September 2, 2005 (Jobs Byte)
Economy Continues to Add Jobs
September 2, 2005
By Heather Boushey
There are 150,000 fewer discouraged workers compared to August 2004, two-thirds of which is due to fewer discouraged men.
The economy added 169,000 jobs in August and the June and July employment levels were revised upwards by 9,000 and 44,000, respectively. After slow job growth during the first three years of the recovery, we are now finally reaching job creation rates achieved during the mid-1990s.
Employment gains were spread across the economy, but concentrated in services. Education and health services added 43,000 new jobs, while professional and business added 29,000 new jobs. Manufacturing shed workers for the third consecutive month, losing 14,000 jobs. In the past year, manufacturing has lost 110,000 jobs.
The temporary help sector has shown slowing growth over the past few months. Last month, this sector added 7,000 new jobs, also the average monthly gain for 2005. This is down from an average monthly gain of 14,900 in 2004.
Wages have grown over the past quarter, at an annualized rate of 3.3 percent. This is higher than the annualized rate of inflation for the past three months, of 1.9 percent. However, some sectors-leisure and hospitality, retail trade, and nondurable goods-continue to see falling inflation-adjusted wages.
Average weekly hours remain at 33.7 hours per week. The index of aggregate weekly hours increased by 0.1, up to 102.9. This puts the index closer to its level in 2000 when the index was over 103 for the entire year. This increase has been driven entirely by increased hours in the service sector. The hours index -in the goods producing sector has not recovered; it was 98.1 last month, down from 114.2 in April 2000.
The unemployment rate fell to 4.9 percent. This is the first time unemployment has dipped below 5 percent since the recession in 2001. The share of individuals with a job-the employment to population ratio - rose from 62.8 to 62.9 percent. The employment rate still has a long way to go, however, before returning to the pre-recession peak of 64.7 percent.
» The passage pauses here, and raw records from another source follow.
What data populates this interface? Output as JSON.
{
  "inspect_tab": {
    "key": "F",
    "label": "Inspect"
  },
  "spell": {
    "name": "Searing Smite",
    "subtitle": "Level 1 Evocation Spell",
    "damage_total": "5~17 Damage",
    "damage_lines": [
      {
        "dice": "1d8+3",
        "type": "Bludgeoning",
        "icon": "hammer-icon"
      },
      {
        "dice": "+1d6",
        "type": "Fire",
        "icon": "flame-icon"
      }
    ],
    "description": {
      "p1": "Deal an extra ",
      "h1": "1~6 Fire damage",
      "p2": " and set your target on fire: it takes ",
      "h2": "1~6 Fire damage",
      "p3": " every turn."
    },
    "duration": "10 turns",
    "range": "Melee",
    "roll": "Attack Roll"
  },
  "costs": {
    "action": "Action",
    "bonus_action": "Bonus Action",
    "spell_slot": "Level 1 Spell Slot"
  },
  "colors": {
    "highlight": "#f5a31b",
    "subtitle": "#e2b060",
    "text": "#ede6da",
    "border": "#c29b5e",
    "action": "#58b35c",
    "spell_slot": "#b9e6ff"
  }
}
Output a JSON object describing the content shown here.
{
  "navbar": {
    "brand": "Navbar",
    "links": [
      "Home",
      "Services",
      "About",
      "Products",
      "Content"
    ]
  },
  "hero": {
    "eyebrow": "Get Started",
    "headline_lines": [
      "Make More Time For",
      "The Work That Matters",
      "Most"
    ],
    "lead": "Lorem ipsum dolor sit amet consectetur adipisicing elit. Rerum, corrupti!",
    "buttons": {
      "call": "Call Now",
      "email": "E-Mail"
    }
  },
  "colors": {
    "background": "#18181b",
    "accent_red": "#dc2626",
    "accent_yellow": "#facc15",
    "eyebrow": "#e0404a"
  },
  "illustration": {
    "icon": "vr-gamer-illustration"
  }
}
The lower employment rate translates into 4.1 million fewer individuals at work.
Over 2005, men have seen a sharp uptick in their employment rate. For men aged 20 and over, employment rates hovered around 72 percent in 2004, but since then have soared, reaching 72.8 percent in August. Women's employment, however, has not shown a sharp increase. It hovered around 57.4 percent for most of 2004, and now has only reached 57.7 percent. This is unusual in that women's employment usually recovers faster than men's after a recession. Women's employment rate remains 1.5 percentage points below its peak in 2000 of 58.9. By this point in the previous recovery, it was 0.4 percentage points above the pre-recession peak.
Black teens saw a sharp increase in their unemployment rate in August, up from 33.1 percent to 35.8 percent, reversing a two-month trend of falling unemployment. Their employment rate fell sharply from 22.0 percent down to 20.9 percent. The indicators for this subgroup tend to jump around because of the relatively small sample size, but certainly indicate a lack of sustained improvement in the labor market prospects of young Blacks.
The share of workers who are long-term unemployed, having been out of work and searching for a job for at least six months, rose for the second month in a row, from 18.7 to 19.2 percent. The median months unemployment bumped up to 9.4 weeks last month, after hovering around 9.0 weeks for the past few months. The share of long-term unemployed continues to be at a historically high level, given the relatively low rate of unemployment.
Note: Since the labor market survey is conducted during the second week of the month and Hurricane Katrina hit during the last week of August, her effects on employment will not show up in this report until next month.
Heather Boushey is an economist at the Center for Economic and Policy Research in Washington, D.C.
CEPR’s Jobs Byte is published each month upon release of the Bureau of Labor Statistics’ employment report.